» **Records for processing**:

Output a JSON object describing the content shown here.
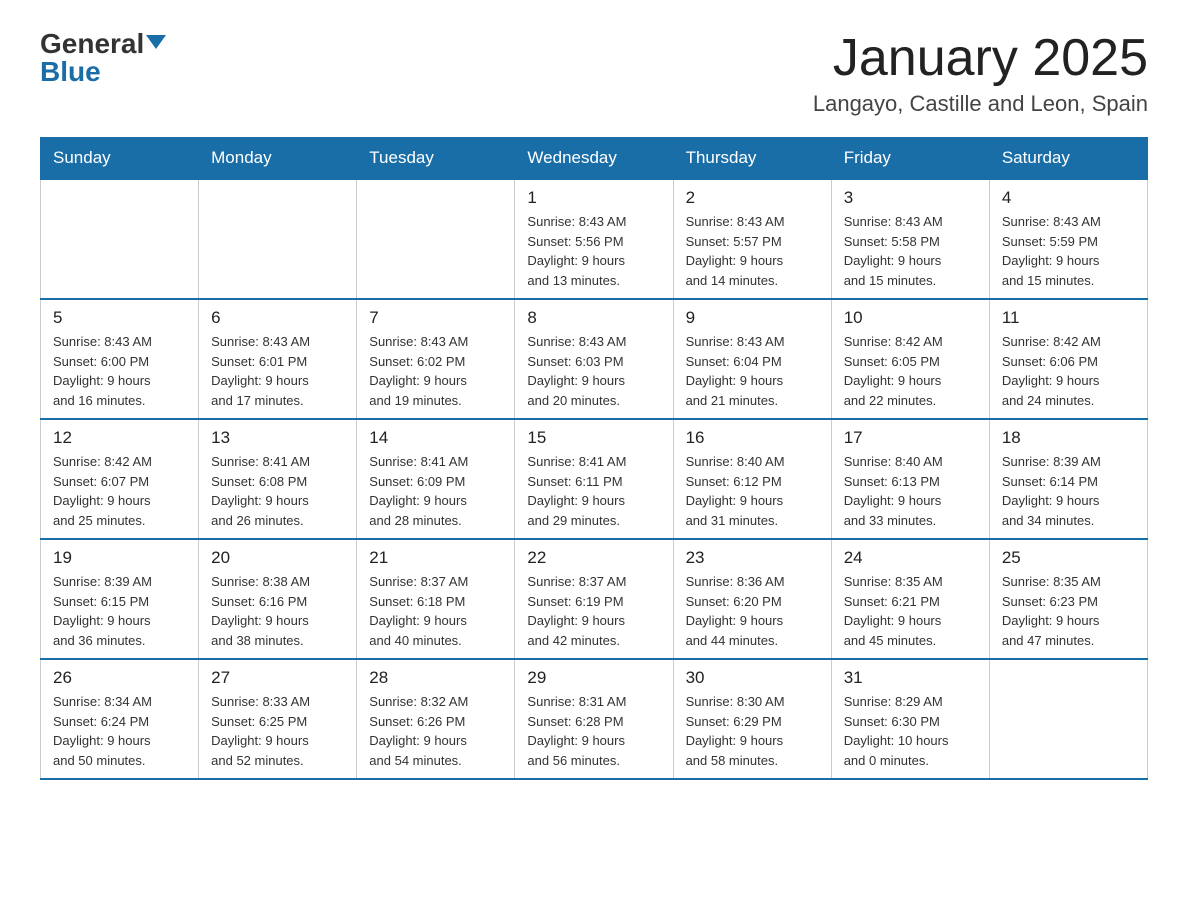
{
  "logo": {
    "general": "General",
    "blue": "Blue"
  },
  "title": "January 2025",
  "location": "Langayo, Castille and Leon, Spain",
  "days_of_week": [
    "Sunday",
    "Monday",
    "Tuesday",
    "Wednesday",
    "Thursday",
    "Friday",
    "Saturday"
  ],
  "weeks": [
    [
      {
        "day": "",
        "info": ""
      },
      {
        "day": "",
        "info": ""
      },
      {
        "day": "",
        "info": ""
      },
      {
        "day": "1",
        "info": "Sunrise: 8:43 AM\nSunset: 5:56 PM\nDaylight: 9 hours\nand 13 minutes."
      },
      {
        "day": "2",
        "info": "Sunrise: 8:43 AM\nSunset: 5:57 PM\nDaylight: 9 hours\nand 14 minutes."
      },
      {
        "day": "3",
        "info": "Sunrise: 8:43 AM\nSunset: 5:58 PM\nDaylight: 9 hours\nand 15 minutes."
      },
      {
        "day": "4",
        "info": "Sunrise: 8:43 AM\nSunset: 5:59 PM\nDaylight: 9 hours\nand 15 minutes."
      }
    ],
    [
      {
        "day": "5",
        "info": "Sunrise: 8:43 AM\nSunset: 6:00 PM\nDaylight: 9 hours\nand 16 minutes."
      },
      {
        "day": "6",
        "info": "Sunrise: 8:43 AM\nSunset: 6:01 PM\nDaylight: 9 hours\nand 17 minutes."
      },
      {
        "day": "7",
        "info": "Sunrise: 8:43 AM\nSunset: 6:02 PM\nDaylight: 9 hours\nand 19 minutes."
      },
      {
        "day": "8",
        "info": "Sunrise: 8:43 AM\nSunset: 6:03 PM\nDaylight: 9 hours\nand 20 minutes."
      },
      {
        "day": "9",
        "info": "Sunrise: 8:43 AM\nSunset: 6:04 PM\nDaylight: 9 hours\nand 21 minutes."
      },
      {
        "day": "10",
        "info": "Sunrise: 8:42 AM\nSunset: 6:05 PM\nDaylight: 9 hours\nand 22 minutes."
      },
      {
        "day": "11",
        "info": "Sunrise: 8:42 AM\nSunset: 6:06 PM\nDaylight: 9 hours\nand 24 minutes."
      }
    ],
    [
      {
        "day": "12",
        "info": "Sunrise: 8:42 AM\nSunset: 6:07 PM\nDaylight: 9 hours\nand 25 minutes."
      },
      {
        "day": "13",
        "info": "Sunrise: 8:41 AM\nSunset: 6:08 PM\nDaylight: 9 hours\nand 26 minutes."
      },
      {
        "day": "14",
        "info": "Sunrise: 8:41 AM\nSunset: 6:09 PM\nDaylight: 9 hours\nand 28 minutes."
      },
      {
        "day": "15",
        "info": "Sunrise: 8:41 AM\nSunset: 6:11 PM\nDaylight: 9 hours\nand 29 minutes."
      },
      {
        "day": "16",
        "info": "Sunrise: 8:40 AM\nSunset: 6:12 PM\nDaylight: 9 hours\nand 31 minutes."
      },
      {
        "day": "17",
        "info": "Sunrise: 8:40 AM\nSunset: 6:13 PM\nDaylight: 9 hours\nand 33 minutes."
      },
      {
        "day": "18",
        "info": "Sunrise: 8:39 AM\nSunset: 6:14 PM\nDaylight: 9 hours\nand 34 minutes."
      }
    ],
    [
      {
        "day": "19",
        "info": "Sunrise: 8:39 AM\nSunset: 6:15 PM\nDaylight: 9 hours\nand 36 minutes."
      },
      {
        "day": "20",
        "info": "Sunrise: 8:38 AM\nSunset: 6:16 PM\nDaylight: 9 hours\nand 38 minutes."
      },
      {
        "day": "21",
        "info": "Sunrise: 8:37 AM\nSunset: 6:18 PM\nDaylight: 9 hours\nand 40 minutes."
      },
      {
        "day": "22",
        "info": "Sunrise: 8:37 AM\nSunset: 6:19 PM\nDaylight: 9 hours\nand 42 minutes."
      },
      {
        "day": "23",
        "info": "Sunrise: 8:36 AM\nSunset: 6:20 PM\nDaylight: 9 hours\nand 44 minutes."
      },
      {
        "day": "24",
        "info": "Sunrise: 8:35 AM\nSunset: 6:21 PM\nDaylight: 9 hours\nand 45 minutes."
      },
      {
        "day": "25",
        "info": "Sunrise: 8:35 AM\nSunset: 6:23 PM\nDaylight: 9 hours\nand 47 minutes."
      }
    ],
    [
      {
        "day": "26",
        "info": "Sunrise: 8:34 AM\nSunset: 6:24 PM\nDaylight: 9 hours\nand 50 minutes."
      },
      {
        "day": "27",
        "info": "Sunrise: 8:33 AM\nSunset: 6:25 PM\nDaylight: 9 hours\nand 52 minutes."
      },
      {
        "day": "28",
        "info": "Sunrise: 8:32 AM\nSunset: 6:26 PM\nDaylight: 9 hours\nand 54 minutes."
      },
      {
        "day": "29",
        "info": "Sunrise: 8:31 AM\nSunset: 6:28 PM\nDaylight: 9 hours\nand 56 minutes."
      },
      {
        "day": "30",
        "info": "Sunrise: 8:30 AM\nSunset: 6:29 PM\nDaylight: 9 hours\nand 58 minutes."
      },
      {
        "day": "31",
        "info": "Sunrise: 8:29 AM\nSunset: 6:30 PM\nDaylight: 10 hours\nand 0 minutes."
      },
      {
        "day": "",
        "info": ""
      }
    ]
  ]
}
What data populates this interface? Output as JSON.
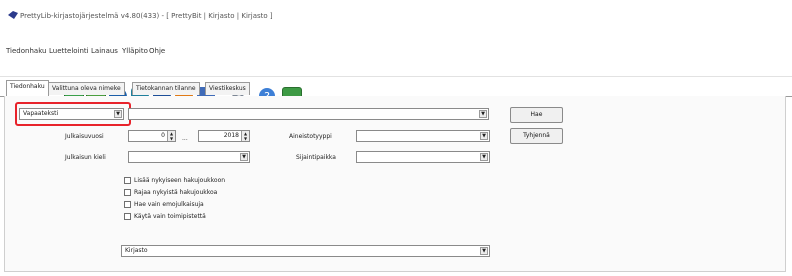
{
  "window": {
    "title": "PrettyLib-kirjastojärjestelmä v4.80(433) - [ PrettyBit | Kirjasto | Kirjasto ]"
  },
  "menu": [
    "Tiedonhaku",
    "Luettelointi",
    "Lainaus",
    "Ylläpito",
    "Ohje"
  ],
  "toolbar": {
    "dropdown_glyph": "▾"
  },
  "tabs": [
    "Tiedonhaku",
    "Valittuna oleva nimeke",
    "Tietokannan tilanne",
    "Viestikeskus"
  ],
  "search": {
    "field_type": "Vapaateksti",
    "query": "",
    "year_label": "Julkaisuvuosi",
    "year_from": "0",
    "year_sep": "...",
    "year_to": "2018",
    "language_label": "Julkaisun kieli",
    "language_value": "",
    "material_label": "Aineistotyyppi",
    "material_value": "",
    "location_label": "Sijaintipaikka",
    "location_value": "",
    "options": [
      "Lisää nykyiseen hakujoukkoon",
      "Rajaa nykyistä hakujoukkoa",
      "Hae vain emojulkaisuja",
      "Käytä vain toimipistettä"
    ],
    "library": "Kirjasto"
  },
  "buttons": {
    "search": "Hae",
    "clear": "Tyhjennä"
  },
  "colors": {
    "highlight": "#e8232b"
  }
}
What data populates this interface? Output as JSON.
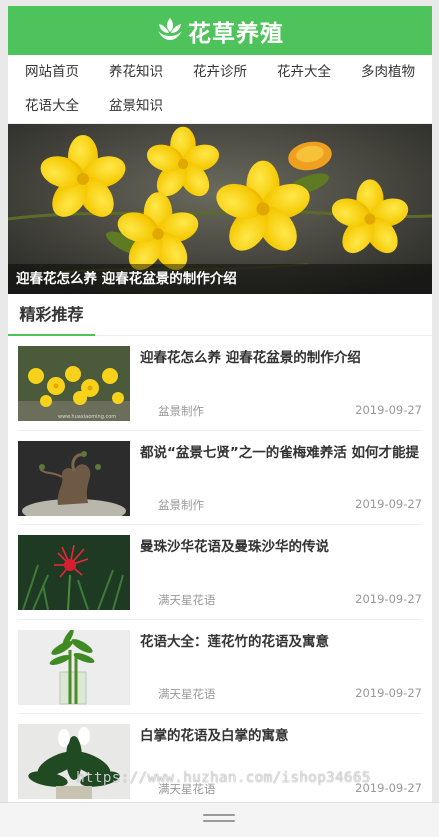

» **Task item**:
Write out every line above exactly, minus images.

» **Response to this task**:
Output a JSON object describing the content shown here.
{
  "logo": {
    "general": "General",
    "blue": "Blue"
  },
  "title": "January 2025",
  "location": "Langayo, Castille and Leon, Spain",
  "days_of_week": [
    "Sunday",
    "Monday",
    "Tuesday",
    "Wednesday",
    "Thursday",
    "Friday",
    "Saturday"
  ],
  "weeks": [
    [
      {
        "day": "",
        "info": ""
      },
      {
        "day": "",
        "info": ""
      },
      {
        "day": "",
        "info": ""
      },
      {
        "day": "1",
        "info": "Sunrise: 8:43 AM\nSunset: 5:56 PM\nDaylight: 9 hours\nand 13 minutes."
      },
      {
        "day": "2",
        "info": "Sunrise: 8:43 AM\nSunset: 5:57 PM\nDaylight: 9 hours\nand 14 minutes."
      },
      {
        "day": "3",
        "info": "Sunrise: 8:43 AM\nSunset: 5:58 PM\nDaylight: 9 hours\nand 15 minutes."
      },
      {
        "day": "4",
        "info": "Sunrise: 8:43 AM\nSunset: 5:59 PM\nDaylight: 9 hours\nand 15 minutes."
      }
    ],
    [
      {
        "day": "5",
        "info": "Sunrise: 8:43 AM\nSunset: 6:00 PM\nDaylight: 9 hours\nand 16 minutes."
      },
      {
        "day": "6",
        "info": "Sunrise: 8:43 AM\nSunset: 6:01 PM\nDaylight: 9 hours\nand 17 minutes."
      },
      {
        "day": "7",
        "info": "Sunrise: 8:43 AM\nSunset: 6:02 PM\nDaylight: 9 hours\nand 19 minutes."
      },
      {
        "day": "8",
        "info": "Sunrise: 8:43 AM\nSunset: 6:03 PM\nDaylight: 9 hours\nand 20 minutes."
      },
      {
        "day": "9",
        "info": "Sunrise: 8:43 AM\nSunset: 6:04 PM\nDaylight: 9 hours\nand 21 minutes."
      },
      {
        "day": "10",
        "info": "Sunrise: 8:42 AM\nSunset: 6:05 PM\nDaylight: 9 hours\nand 22 minutes."
      },
      {
        "day": "11",
        "info": "Sunrise: 8:42 AM\nSunset: 6:06 PM\nDaylight: 9 hours\nand 24 minutes."
      }
    ],
    [
      {
        "day": "12",
        "info": "Sunrise: 8:42 AM\nSunset: 6:07 PM\nDaylight: 9 hours\nand 25 minutes."
      },
      {
        "day": "13",
        "info": "Sunrise: 8:41 AM\nSunset: 6:08 PM\nDaylight: 9 hours\nand 26 minutes."
      },
      {
        "day": "14",
        "info": "Sunrise: 8:41 AM\nSunset: 6:09 PM\nDaylight: 9 hours\nand 28 minutes."
      },
      {
        "day": "15",
        "info": "Sunrise: 8:41 AM\nSunset: 6:11 PM\nDaylight: 9 hours\nand 29 minutes."
      },
      {
        "day": "16",
        "info": "Sunrise: 8:40 AM\nSunset: 6:12 PM\nDaylight: 9 hours\nand 31 minutes."
      },
      {
        "day": "17",
        "info": "Sunrise: 8:40 AM\nSunset: 6:13 PM\nDaylight: 9 hours\nand 33 minutes."
      },
      {
        "day": "18",
        "info": "Sunrise: 8:39 AM\nSunset: 6:14 PM\nDaylight: 9 hours\nand 34 minutes."
      }
    ],
    [
      {
        "day": "19",
        "info": "Sunrise: 8:39 AM\nSunset: 6:15 PM\nDaylight: 9 hours\nand 36 minutes."
      },
      {
        "day": "20",
        "info": "Sunrise: 8:38 AM\nSunset: 6:16 PM\nDaylight: 9 hours\nand 38 minutes."
      },
      {
        "day": "21",
        "info": "Sunrise: 8:37 AM\nSunset: 6:18 PM\nDaylight: 9 hours\nand 40 minutes."
      },
      {
        "day": "22",
        "info": "Sunrise: 8:37 AM\nSunset: 6:19 PM\nDaylight: 9 hours\nand 42 minutes."
      },
      {
        "day": "23",
        "info": "Sunrise: 8:36 AM\nSunset: 6:20 PM\nDaylight: 9 hours\nand 44 minutes."
      },
      {
        "day": "24",
        "info": "Sunrise: 8:35 AM\nSunset: 6:21 PM\nDaylight: 9 hours\nand 45 minutes."
      },
      {
        "day": "25",
        "info": "Sunrise: 8:35 AM\nSunset: 6:23 PM\nDaylight: 9 hours\nand 47 minutes."
      }
    ],
    [
      {
        "day": "26",
        "info": "Sunrise: 8:34 AM\nSunset: 6:24 PM\nDaylight: 9 hours\nand 50 minutes."
      },
      {
        "day": "27",
        "info": "Sunrise: 8:33 AM\nSunset: 6:25 PM\nDaylight: 9 hours\nand 52 minutes."
      },
      {
        "day": "28",
        "info": "Sunrise: 8:32 AM\nSunset: 6:26 PM\nDaylight: 9 hours\nand 54 minutes."
      },
      {
        "day": "29",
        "info": "Sunrise: 8:31 AM\nSunset: 6:28 PM\nDaylight: 9 hours\nand 56 minutes."
      },
      {
        "day": "30",
        "info": "Sunrise: 8:30 AM\nSunset: 6:29 PM\nDaylight: 9 hours\nand 58 minutes."
      },
      {
        "day": "31",
        "info": "Sunrise: 8:29 AM\nSunset: 6:30 PM\nDaylight: 10 hours\nand 0 minutes."
      },
      {
        "day": "",
        "info": ""
      }
    ]
  ]
}
What data populates this interface? Output as JSON.
{
  "window": {
    "title": "PrettyLib-kirjastojärjestelmä v4.80(433) - [ PrettyBit | Kirjasto | Kirjasto ]"
  },
  "menu": [
    "Tiedonhaku",
    "Luettelointi",
    "Lainaus",
    "Ylläpito",
    "Ohje"
  ],
  "toolbar": {
    "dropdown_glyph": "▾"
  },
  "tabs": [
    "Tiedonhaku",
    "Valittuna oleva nimeke",
    "Tietokannan tilanne",
    "Viestikeskus"
  ],
  "search": {
    "field_type": "Vapaateksti",
    "query": "",
    "year_label": "Julkaisuvuosi",
    "year_from": "0",
    "year_sep": "...",
    "year_to": "2018",
    "language_label": "Julkaisun kieli",
    "language_value": "",
    "material_label": "Aineistotyyppi",
    "material_value": "",
    "location_label": "Sijaintipaikka",
    "location_value": "",
    "options": [
      "Lisää nykyiseen hakujoukkoon",
      "Rajaa nykyistä hakujoukkoa",
      "Hae vain emojulkaisuja",
      "Käytä vain toimipistettä"
    ],
    "library": "Kirjasto"
  },
  "buttons": {
    "search": "Hae",
    "clear": "Tyhjennä"
  },
  "colors": {
    "highlight": "#e8232b"
  }
}
What data populates this interface? Output as JSON.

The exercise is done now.